## Task
From the entries underneath, give the number of lines holding the word "title", without any other words.

## Given information
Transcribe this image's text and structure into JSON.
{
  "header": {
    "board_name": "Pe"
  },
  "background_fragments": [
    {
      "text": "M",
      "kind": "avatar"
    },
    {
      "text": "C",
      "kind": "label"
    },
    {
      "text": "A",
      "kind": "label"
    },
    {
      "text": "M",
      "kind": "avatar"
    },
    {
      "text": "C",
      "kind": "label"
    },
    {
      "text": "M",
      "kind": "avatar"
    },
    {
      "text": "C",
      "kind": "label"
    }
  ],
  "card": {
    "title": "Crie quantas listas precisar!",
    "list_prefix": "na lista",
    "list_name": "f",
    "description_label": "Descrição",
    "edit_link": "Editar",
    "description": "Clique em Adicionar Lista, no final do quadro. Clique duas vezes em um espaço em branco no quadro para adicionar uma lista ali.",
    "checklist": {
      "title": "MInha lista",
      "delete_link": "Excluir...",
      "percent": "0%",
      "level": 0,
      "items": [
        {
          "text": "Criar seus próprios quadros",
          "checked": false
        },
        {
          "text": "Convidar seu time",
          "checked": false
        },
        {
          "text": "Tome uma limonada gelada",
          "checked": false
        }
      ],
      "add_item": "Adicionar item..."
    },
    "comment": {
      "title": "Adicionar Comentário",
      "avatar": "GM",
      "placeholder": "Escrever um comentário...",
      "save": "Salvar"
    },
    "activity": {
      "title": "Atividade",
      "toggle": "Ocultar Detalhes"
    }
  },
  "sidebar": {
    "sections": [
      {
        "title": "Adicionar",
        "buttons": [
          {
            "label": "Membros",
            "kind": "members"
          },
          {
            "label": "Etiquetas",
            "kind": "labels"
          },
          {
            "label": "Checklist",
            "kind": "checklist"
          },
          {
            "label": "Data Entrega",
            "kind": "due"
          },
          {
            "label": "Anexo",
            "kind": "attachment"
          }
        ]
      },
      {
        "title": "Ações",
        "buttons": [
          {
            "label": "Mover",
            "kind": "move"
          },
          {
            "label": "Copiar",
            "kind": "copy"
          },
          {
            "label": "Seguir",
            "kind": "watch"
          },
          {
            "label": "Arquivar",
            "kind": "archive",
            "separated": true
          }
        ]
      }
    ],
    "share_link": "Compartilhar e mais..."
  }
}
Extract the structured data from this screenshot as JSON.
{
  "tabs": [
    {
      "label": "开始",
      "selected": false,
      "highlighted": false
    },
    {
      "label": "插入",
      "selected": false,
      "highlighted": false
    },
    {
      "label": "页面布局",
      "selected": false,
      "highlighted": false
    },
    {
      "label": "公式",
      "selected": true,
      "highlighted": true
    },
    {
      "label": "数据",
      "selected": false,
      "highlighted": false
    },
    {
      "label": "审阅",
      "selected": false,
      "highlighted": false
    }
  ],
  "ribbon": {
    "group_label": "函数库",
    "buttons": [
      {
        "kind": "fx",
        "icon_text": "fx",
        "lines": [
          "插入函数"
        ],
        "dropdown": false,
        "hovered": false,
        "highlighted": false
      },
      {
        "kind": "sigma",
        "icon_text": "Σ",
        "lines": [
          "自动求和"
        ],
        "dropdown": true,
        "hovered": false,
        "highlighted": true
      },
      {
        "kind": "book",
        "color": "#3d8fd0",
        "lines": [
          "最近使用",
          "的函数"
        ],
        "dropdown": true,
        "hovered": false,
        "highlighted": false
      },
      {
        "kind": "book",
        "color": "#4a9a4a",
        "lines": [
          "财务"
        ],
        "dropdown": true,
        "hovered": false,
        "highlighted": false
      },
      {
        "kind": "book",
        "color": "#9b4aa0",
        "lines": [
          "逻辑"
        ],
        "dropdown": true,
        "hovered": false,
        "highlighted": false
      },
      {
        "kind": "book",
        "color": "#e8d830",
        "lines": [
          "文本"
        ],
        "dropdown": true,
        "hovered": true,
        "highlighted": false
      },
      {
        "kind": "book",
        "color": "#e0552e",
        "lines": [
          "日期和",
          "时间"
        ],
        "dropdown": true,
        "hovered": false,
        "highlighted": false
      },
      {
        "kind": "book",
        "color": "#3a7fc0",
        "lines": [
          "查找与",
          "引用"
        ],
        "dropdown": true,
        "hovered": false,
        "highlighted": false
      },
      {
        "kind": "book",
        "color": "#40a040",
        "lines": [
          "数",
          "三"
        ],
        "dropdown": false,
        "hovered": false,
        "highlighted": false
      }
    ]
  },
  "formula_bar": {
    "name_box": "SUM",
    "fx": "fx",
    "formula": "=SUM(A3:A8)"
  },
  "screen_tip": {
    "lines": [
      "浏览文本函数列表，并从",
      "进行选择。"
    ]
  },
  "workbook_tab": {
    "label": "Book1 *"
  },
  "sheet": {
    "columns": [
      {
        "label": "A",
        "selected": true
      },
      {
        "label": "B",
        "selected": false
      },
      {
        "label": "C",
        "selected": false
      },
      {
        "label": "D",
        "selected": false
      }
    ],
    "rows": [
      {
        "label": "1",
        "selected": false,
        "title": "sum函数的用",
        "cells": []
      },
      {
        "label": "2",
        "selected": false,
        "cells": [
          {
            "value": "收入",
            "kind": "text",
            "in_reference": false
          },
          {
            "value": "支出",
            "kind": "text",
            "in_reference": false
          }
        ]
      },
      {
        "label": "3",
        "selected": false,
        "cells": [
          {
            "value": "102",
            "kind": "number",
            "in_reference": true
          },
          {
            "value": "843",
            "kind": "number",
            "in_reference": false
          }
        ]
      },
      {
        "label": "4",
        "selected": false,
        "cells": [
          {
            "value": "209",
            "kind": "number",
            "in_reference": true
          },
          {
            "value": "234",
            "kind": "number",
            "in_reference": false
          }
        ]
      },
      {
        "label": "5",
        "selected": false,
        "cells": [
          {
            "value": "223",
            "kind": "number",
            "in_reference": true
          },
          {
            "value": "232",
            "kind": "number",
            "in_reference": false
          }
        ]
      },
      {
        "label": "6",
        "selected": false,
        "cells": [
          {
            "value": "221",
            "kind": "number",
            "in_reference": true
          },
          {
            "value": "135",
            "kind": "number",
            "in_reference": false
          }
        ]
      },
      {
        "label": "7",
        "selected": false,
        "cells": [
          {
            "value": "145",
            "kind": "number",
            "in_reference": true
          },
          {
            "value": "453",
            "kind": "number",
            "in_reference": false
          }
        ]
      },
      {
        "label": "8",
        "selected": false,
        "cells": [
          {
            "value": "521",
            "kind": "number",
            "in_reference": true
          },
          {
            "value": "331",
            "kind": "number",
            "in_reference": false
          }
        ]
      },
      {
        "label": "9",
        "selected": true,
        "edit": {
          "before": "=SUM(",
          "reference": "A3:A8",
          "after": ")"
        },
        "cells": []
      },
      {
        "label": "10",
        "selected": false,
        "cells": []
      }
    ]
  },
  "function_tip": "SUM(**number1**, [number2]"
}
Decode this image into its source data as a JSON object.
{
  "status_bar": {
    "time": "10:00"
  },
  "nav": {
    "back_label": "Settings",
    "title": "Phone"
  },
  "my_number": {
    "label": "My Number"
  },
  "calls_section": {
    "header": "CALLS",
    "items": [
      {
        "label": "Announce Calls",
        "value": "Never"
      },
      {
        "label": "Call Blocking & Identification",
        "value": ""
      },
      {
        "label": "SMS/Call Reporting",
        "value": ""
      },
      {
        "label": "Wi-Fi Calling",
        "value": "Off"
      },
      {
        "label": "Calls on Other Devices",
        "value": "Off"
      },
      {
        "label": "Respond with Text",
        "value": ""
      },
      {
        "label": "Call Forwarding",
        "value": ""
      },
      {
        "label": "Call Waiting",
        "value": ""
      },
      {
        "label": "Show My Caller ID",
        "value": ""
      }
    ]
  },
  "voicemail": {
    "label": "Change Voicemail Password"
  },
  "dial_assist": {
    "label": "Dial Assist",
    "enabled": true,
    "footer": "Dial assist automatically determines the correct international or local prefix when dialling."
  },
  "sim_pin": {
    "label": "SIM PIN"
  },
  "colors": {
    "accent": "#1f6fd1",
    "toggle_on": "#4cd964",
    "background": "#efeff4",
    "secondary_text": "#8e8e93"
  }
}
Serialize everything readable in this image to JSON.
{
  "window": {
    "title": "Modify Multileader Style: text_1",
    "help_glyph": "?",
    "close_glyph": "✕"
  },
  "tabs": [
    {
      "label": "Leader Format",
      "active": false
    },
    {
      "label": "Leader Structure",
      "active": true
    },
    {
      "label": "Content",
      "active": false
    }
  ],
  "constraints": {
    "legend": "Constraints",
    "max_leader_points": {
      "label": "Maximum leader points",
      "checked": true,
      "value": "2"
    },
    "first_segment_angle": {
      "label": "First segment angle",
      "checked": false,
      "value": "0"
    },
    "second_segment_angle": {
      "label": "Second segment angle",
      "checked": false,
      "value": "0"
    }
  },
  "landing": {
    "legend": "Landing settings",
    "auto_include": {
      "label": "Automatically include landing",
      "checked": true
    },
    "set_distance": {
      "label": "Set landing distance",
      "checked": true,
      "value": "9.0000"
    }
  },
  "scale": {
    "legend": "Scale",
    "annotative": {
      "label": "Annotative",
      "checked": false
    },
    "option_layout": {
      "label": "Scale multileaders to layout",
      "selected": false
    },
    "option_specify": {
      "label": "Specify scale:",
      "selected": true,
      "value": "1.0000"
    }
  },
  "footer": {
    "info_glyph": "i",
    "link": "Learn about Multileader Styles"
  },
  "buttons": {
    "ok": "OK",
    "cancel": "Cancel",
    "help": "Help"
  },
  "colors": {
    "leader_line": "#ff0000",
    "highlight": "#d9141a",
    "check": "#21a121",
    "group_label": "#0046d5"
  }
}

## Exercise output
9